It was World War II, when Edward, a British joke writer, creates the funniest joke in the world and then dies laughing. His horrified mother, enters, clutching her chest and sobbing. Carefully taking the crumpled paper from his hand, she reads it, then falls over the desk, laughing hysterically, and dies. Further unsuccessful attempts to retrieve the joke are made.
It is finally retrieved by the British Army, and after careful testing, the joke is translated into German for use on the battlefield by soldiers who do not speak German; not understanding what they are saying is the only way to survive the joke. The team of translators tasked with translating it to German survive their assignment only by translating a single word per person. (One translator saw two words and had to spend several weeks in hospital. But other than that, there were no problems.)
The nonsensical German “translation” of the joke (including words that are inauthentic German):

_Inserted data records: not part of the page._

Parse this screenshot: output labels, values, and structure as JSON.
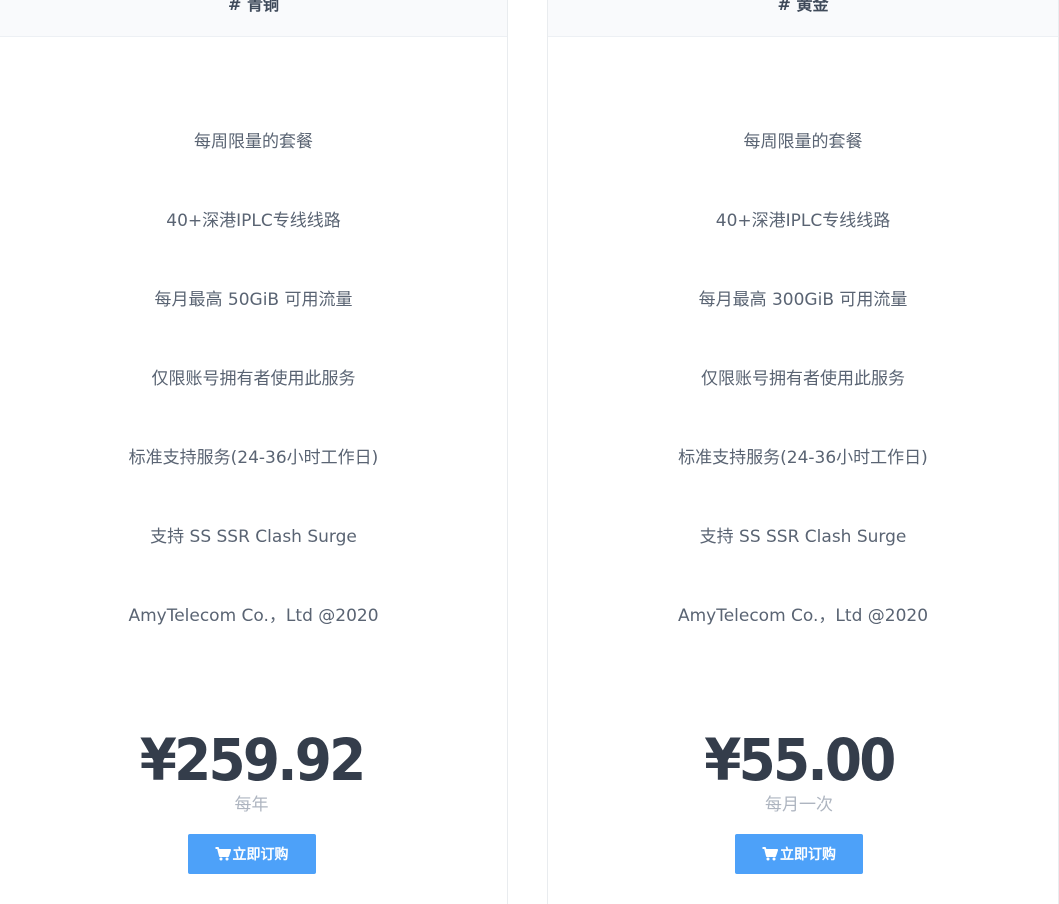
{
  "plans": [
    {
      "title": "# 青铜",
      "features": [
        "每周限量的套餐",
        "40+深港IPLC专线线路",
        "每月最高 50GiB 可用流量",
        "仅限账号拥有者使用此服务",
        "标准支持服务(24-36小时工作日)",
        "支持 SS SSR Clash Surge",
        "AmyTelecom Co.，Ltd @2020"
      ],
      "price": "¥259.92",
      "period": "每年",
      "button_label": "立即订购",
      "button_icon": "cart-icon"
    },
    {
      "title": "# 黄金",
      "features": [
        "每周限量的套餐",
        "40+深港IPLC专线线路",
        "每月最高 300GiB 可用流量",
        "仅限账号拥有者使用此服务",
        "标准支持服务(24-36小时工作日)",
        "支持 SS SSR Clash Surge",
        "AmyTelecom Co.，Ltd @2020"
      ],
      "price": "¥55.00",
      "period": "每月一次",
      "button_label": "立即订购",
      "button_icon": "cart-icon"
    }
  ],
  "colors": {
    "button": "#4da1f9",
    "price": "#343d4b",
    "feature_text": "#5a6473",
    "period_text": "#aeb5c0",
    "header_bg": "#f9fafc"
  }
}
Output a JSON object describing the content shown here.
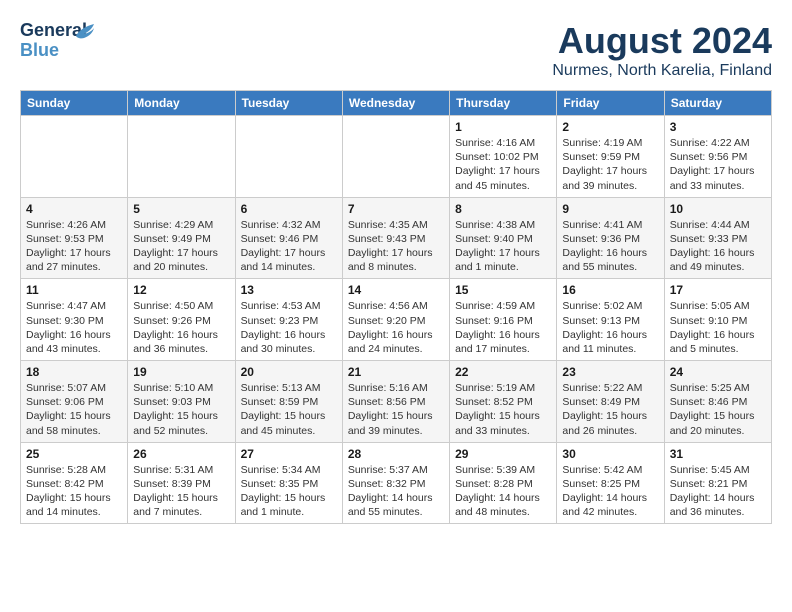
{
  "header": {
    "logo_line1": "General",
    "logo_line2": "Blue",
    "month_year": "August 2024",
    "location": "Nurmes, North Karelia, Finland"
  },
  "weekdays": [
    "Sunday",
    "Monday",
    "Tuesday",
    "Wednesday",
    "Thursday",
    "Friday",
    "Saturday"
  ],
  "weeks": [
    [
      {
        "day": "",
        "info": ""
      },
      {
        "day": "",
        "info": ""
      },
      {
        "day": "",
        "info": ""
      },
      {
        "day": "",
        "info": ""
      },
      {
        "day": "1",
        "info": "Sunrise: 4:16 AM\nSunset: 10:02 PM\nDaylight: 17 hours\nand 45 minutes."
      },
      {
        "day": "2",
        "info": "Sunrise: 4:19 AM\nSunset: 9:59 PM\nDaylight: 17 hours\nand 39 minutes."
      },
      {
        "day": "3",
        "info": "Sunrise: 4:22 AM\nSunset: 9:56 PM\nDaylight: 17 hours\nand 33 minutes."
      }
    ],
    [
      {
        "day": "4",
        "info": "Sunrise: 4:26 AM\nSunset: 9:53 PM\nDaylight: 17 hours\nand 27 minutes."
      },
      {
        "day": "5",
        "info": "Sunrise: 4:29 AM\nSunset: 9:49 PM\nDaylight: 17 hours\nand 20 minutes."
      },
      {
        "day": "6",
        "info": "Sunrise: 4:32 AM\nSunset: 9:46 PM\nDaylight: 17 hours\nand 14 minutes."
      },
      {
        "day": "7",
        "info": "Sunrise: 4:35 AM\nSunset: 9:43 PM\nDaylight: 17 hours\nand 8 minutes."
      },
      {
        "day": "8",
        "info": "Sunrise: 4:38 AM\nSunset: 9:40 PM\nDaylight: 17 hours\nand 1 minute."
      },
      {
        "day": "9",
        "info": "Sunrise: 4:41 AM\nSunset: 9:36 PM\nDaylight: 16 hours\nand 55 minutes."
      },
      {
        "day": "10",
        "info": "Sunrise: 4:44 AM\nSunset: 9:33 PM\nDaylight: 16 hours\nand 49 minutes."
      }
    ],
    [
      {
        "day": "11",
        "info": "Sunrise: 4:47 AM\nSunset: 9:30 PM\nDaylight: 16 hours\nand 43 minutes."
      },
      {
        "day": "12",
        "info": "Sunrise: 4:50 AM\nSunset: 9:26 PM\nDaylight: 16 hours\nand 36 minutes."
      },
      {
        "day": "13",
        "info": "Sunrise: 4:53 AM\nSunset: 9:23 PM\nDaylight: 16 hours\nand 30 minutes."
      },
      {
        "day": "14",
        "info": "Sunrise: 4:56 AM\nSunset: 9:20 PM\nDaylight: 16 hours\nand 24 minutes."
      },
      {
        "day": "15",
        "info": "Sunrise: 4:59 AM\nSunset: 9:16 PM\nDaylight: 16 hours\nand 17 minutes."
      },
      {
        "day": "16",
        "info": "Sunrise: 5:02 AM\nSunset: 9:13 PM\nDaylight: 16 hours\nand 11 minutes."
      },
      {
        "day": "17",
        "info": "Sunrise: 5:05 AM\nSunset: 9:10 PM\nDaylight: 16 hours\nand 5 minutes."
      }
    ],
    [
      {
        "day": "18",
        "info": "Sunrise: 5:07 AM\nSunset: 9:06 PM\nDaylight: 15 hours\nand 58 minutes."
      },
      {
        "day": "19",
        "info": "Sunrise: 5:10 AM\nSunset: 9:03 PM\nDaylight: 15 hours\nand 52 minutes."
      },
      {
        "day": "20",
        "info": "Sunrise: 5:13 AM\nSunset: 8:59 PM\nDaylight: 15 hours\nand 45 minutes."
      },
      {
        "day": "21",
        "info": "Sunrise: 5:16 AM\nSunset: 8:56 PM\nDaylight: 15 hours\nand 39 minutes."
      },
      {
        "day": "22",
        "info": "Sunrise: 5:19 AM\nSunset: 8:52 PM\nDaylight: 15 hours\nand 33 minutes."
      },
      {
        "day": "23",
        "info": "Sunrise: 5:22 AM\nSunset: 8:49 PM\nDaylight: 15 hours\nand 26 minutes."
      },
      {
        "day": "24",
        "info": "Sunrise: 5:25 AM\nSunset: 8:46 PM\nDaylight: 15 hours\nand 20 minutes."
      }
    ],
    [
      {
        "day": "25",
        "info": "Sunrise: 5:28 AM\nSunset: 8:42 PM\nDaylight: 15 hours\nand 14 minutes."
      },
      {
        "day": "26",
        "info": "Sunrise: 5:31 AM\nSunset: 8:39 PM\nDaylight: 15 hours\nand 7 minutes."
      },
      {
        "day": "27",
        "info": "Sunrise: 5:34 AM\nSunset: 8:35 PM\nDaylight: 15 hours\nand 1 minute."
      },
      {
        "day": "28",
        "info": "Sunrise: 5:37 AM\nSunset: 8:32 PM\nDaylight: 14 hours\nand 55 minutes."
      },
      {
        "day": "29",
        "info": "Sunrise: 5:39 AM\nSunset: 8:28 PM\nDaylight: 14 hours\nand 48 minutes."
      },
      {
        "day": "30",
        "info": "Sunrise: 5:42 AM\nSunset: 8:25 PM\nDaylight: 14 hours\nand 42 minutes."
      },
      {
        "day": "31",
        "info": "Sunrise: 5:45 AM\nSunset: 8:21 PM\nDaylight: 14 hours\nand 36 minutes."
      }
    ]
  ]
}
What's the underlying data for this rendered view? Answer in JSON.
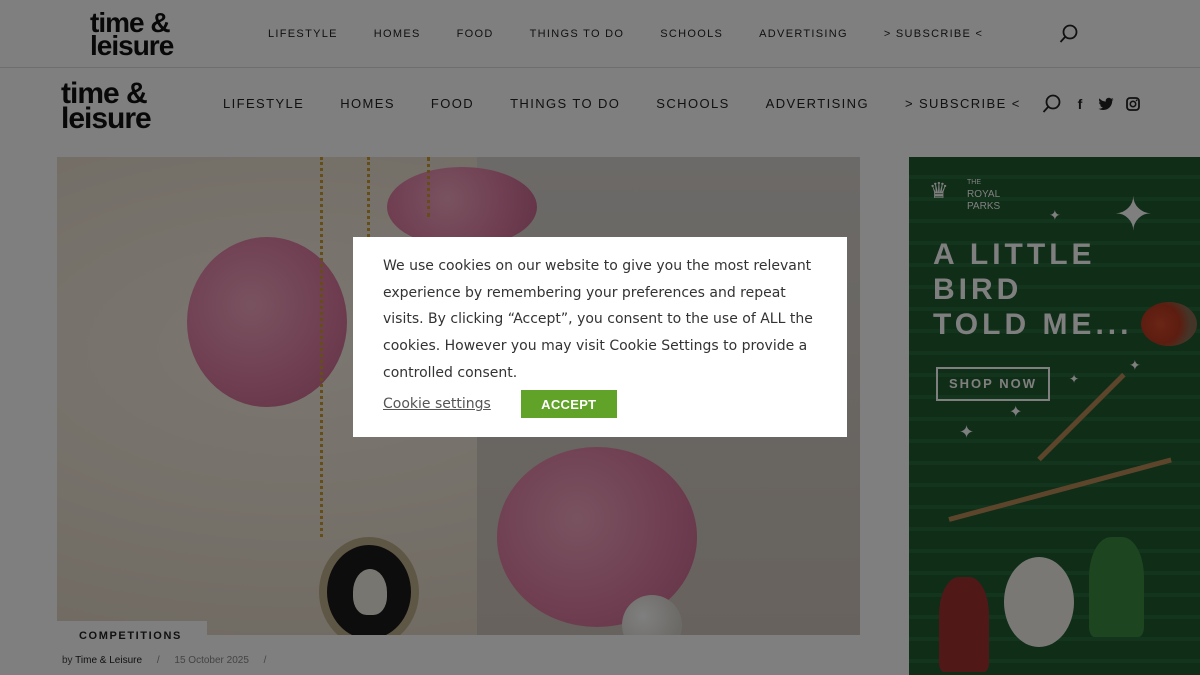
{
  "brand": {
    "logo_line1": "time &",
    "logo_line2": "leisure"
  },
  "nav": {
    "items": [
      {
        "label": "LIFESTYLE"
      },
      {
        "label": "HOMES"
      },
      {
        "label": "FOOD"
      },
      {
        "label": "THINGS TO DO"
      },
      {
        "label": "SCHOOLS"
      },
      {
        "label": "ADVERTISING"
      },
      {
        "label": "> SUBSCRIBE <"
      }
    ]
  },
  "social_icons": [
    "search-icon",
    "facebook-icon",
    "twitter-icon",
    "instagram-icon"
  ],
  "article": {
    "category": "COMPETITIONS",
    "byline_prefix": "by",
    "author": "Time & Leisure",
    "separator": "/",
    "date": "15 October 2025"
  },
  "ad": {
    "brand_line1": "THE",
    "brand_line2": "ROYAL",
    "brand_line3": "PARKS",
    "headline_line1": "A LITTLE",
    "headline_line2": "BIRD",
    "headline_line3": "TOLD ME...",
    "cta": "SHOP NOW"
  },
  "cookie": {
    "message": "We use cookies on our website to give you the most relevant experience by remembering your preferences and repeat visits. By clicking “Accept”, you consent to the use of ALL the cookies. However you may visit Cookie Settings to provide a controlled consent.",
    "settings_label": "Cookie settings",
    "accept_label": "ACCEPT"
  },
  "colors": {
    "accept_green": "#61a229",
    "overlay": "rgba(0,0,0,0.5)",
    "ad_green": "#1f5a2f"
  }
}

Wenn ist das Nunstück git und Slotermeyer? Ja! … Beiherhund das Oder die Flipperwaldt gersput.
The Germans formulate a counter-joke, which is translated into English and played over the radio to London, but with no success.
The joke is finally put to rest when “peace broke out.” It is buried, and left under a monument bearing the inscription “To the Unknown Joke” (as compared with the British Unknown Warrior or the Unknown Soldier).